Task details → Set down exactly the lines of the listing below that begin at the one containing "Transcribe this image's" and end at the last line, both included.

Given entries →
··········

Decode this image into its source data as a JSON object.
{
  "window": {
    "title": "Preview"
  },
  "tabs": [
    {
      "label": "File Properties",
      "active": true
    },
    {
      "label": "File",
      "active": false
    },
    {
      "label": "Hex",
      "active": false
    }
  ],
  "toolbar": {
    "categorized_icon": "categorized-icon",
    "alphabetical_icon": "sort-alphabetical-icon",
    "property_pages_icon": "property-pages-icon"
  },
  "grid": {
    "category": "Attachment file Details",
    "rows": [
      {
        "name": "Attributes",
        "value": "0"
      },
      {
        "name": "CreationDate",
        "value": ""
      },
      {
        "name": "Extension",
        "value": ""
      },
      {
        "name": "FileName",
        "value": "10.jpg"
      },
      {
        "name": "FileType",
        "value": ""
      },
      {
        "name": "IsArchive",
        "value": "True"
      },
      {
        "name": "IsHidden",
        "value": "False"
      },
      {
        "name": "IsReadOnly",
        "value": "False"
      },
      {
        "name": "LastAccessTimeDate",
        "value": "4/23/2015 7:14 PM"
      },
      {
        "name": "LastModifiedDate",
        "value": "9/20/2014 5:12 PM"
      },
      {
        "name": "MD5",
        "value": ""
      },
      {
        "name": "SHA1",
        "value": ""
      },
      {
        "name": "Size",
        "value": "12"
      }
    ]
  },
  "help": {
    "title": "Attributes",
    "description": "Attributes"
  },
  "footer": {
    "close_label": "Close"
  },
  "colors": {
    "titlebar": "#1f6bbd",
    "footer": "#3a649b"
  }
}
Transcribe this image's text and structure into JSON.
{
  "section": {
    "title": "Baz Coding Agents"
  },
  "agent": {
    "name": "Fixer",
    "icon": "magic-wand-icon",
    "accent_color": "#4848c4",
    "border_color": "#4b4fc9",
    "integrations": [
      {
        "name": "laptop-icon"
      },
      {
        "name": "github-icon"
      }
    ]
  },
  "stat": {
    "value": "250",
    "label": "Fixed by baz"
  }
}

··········

Exercise result →
Transcribe this image's text and structure into JSON.
{
  "section": {
    "title": "Baz Coding Agents"
  },
  "agent": {
    "name": "Fixer",
    "icon": "magic-wand-icon",
    "accent_color": "#4848c4",
    "border_color": "#4b4fc9",
    "integrations": [
      {
        "name": "laptop-icon"
      },
      {
        "name": "github-icon"
      }
    ]
  },
  "stat": {
    "value": "250",
    "label": "Fixed by baz"
  }
}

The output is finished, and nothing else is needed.